*** Block opens ***
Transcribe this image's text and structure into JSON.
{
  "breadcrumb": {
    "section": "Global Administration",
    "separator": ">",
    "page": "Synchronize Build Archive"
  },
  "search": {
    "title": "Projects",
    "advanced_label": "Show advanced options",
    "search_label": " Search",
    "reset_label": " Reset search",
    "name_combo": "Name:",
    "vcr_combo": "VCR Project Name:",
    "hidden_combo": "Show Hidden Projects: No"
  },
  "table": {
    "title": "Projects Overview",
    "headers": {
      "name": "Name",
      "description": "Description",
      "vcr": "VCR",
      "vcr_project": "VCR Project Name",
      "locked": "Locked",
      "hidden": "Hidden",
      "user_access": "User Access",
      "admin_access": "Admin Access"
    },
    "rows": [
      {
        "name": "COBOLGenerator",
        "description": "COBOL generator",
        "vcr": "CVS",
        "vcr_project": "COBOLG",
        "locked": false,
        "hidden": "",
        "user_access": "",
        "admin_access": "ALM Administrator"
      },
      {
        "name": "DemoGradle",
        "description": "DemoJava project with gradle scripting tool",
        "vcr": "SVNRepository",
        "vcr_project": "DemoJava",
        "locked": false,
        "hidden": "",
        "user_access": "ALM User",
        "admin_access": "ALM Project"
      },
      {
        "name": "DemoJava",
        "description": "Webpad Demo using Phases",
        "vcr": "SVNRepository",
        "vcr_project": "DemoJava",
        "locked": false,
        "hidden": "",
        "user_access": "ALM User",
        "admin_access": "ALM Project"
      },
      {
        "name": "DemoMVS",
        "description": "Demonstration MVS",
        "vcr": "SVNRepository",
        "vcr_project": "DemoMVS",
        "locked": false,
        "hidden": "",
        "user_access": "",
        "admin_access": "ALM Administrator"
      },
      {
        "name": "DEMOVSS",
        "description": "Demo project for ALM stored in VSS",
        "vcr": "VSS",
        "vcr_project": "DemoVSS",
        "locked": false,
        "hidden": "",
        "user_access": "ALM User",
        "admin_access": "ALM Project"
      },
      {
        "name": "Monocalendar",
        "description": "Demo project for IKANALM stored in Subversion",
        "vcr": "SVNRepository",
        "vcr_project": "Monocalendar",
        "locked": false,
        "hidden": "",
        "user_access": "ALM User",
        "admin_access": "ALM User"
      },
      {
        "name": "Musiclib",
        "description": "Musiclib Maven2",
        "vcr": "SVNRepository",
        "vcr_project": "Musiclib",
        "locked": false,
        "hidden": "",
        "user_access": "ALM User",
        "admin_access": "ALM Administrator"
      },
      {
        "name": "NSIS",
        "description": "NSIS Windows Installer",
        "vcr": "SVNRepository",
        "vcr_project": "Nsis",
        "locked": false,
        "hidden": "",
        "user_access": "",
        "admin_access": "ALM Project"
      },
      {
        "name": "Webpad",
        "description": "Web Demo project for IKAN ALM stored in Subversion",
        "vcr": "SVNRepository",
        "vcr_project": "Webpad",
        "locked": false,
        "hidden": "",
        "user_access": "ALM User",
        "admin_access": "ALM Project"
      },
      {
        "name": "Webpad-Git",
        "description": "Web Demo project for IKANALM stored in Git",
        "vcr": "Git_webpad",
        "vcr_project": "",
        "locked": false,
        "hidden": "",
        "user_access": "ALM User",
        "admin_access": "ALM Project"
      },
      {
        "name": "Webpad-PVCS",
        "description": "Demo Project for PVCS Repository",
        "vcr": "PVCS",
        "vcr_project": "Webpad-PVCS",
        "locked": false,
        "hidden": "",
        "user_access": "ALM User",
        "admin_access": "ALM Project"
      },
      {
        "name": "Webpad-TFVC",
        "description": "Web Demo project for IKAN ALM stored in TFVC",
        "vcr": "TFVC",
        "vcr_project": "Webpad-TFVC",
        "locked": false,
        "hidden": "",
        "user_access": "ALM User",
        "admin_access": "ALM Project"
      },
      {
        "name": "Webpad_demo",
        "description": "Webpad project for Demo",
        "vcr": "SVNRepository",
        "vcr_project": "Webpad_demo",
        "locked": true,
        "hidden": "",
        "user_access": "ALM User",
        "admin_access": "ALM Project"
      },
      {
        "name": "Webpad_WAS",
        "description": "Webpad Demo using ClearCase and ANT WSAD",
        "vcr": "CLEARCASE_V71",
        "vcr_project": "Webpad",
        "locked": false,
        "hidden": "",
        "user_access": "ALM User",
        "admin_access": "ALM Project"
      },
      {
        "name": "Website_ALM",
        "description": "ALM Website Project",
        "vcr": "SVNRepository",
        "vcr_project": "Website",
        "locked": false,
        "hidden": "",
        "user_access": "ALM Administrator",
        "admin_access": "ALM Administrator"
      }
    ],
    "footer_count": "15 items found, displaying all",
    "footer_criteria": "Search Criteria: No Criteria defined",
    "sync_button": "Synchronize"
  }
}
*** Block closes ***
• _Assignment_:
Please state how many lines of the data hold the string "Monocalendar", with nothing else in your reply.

• _Task answer_:
2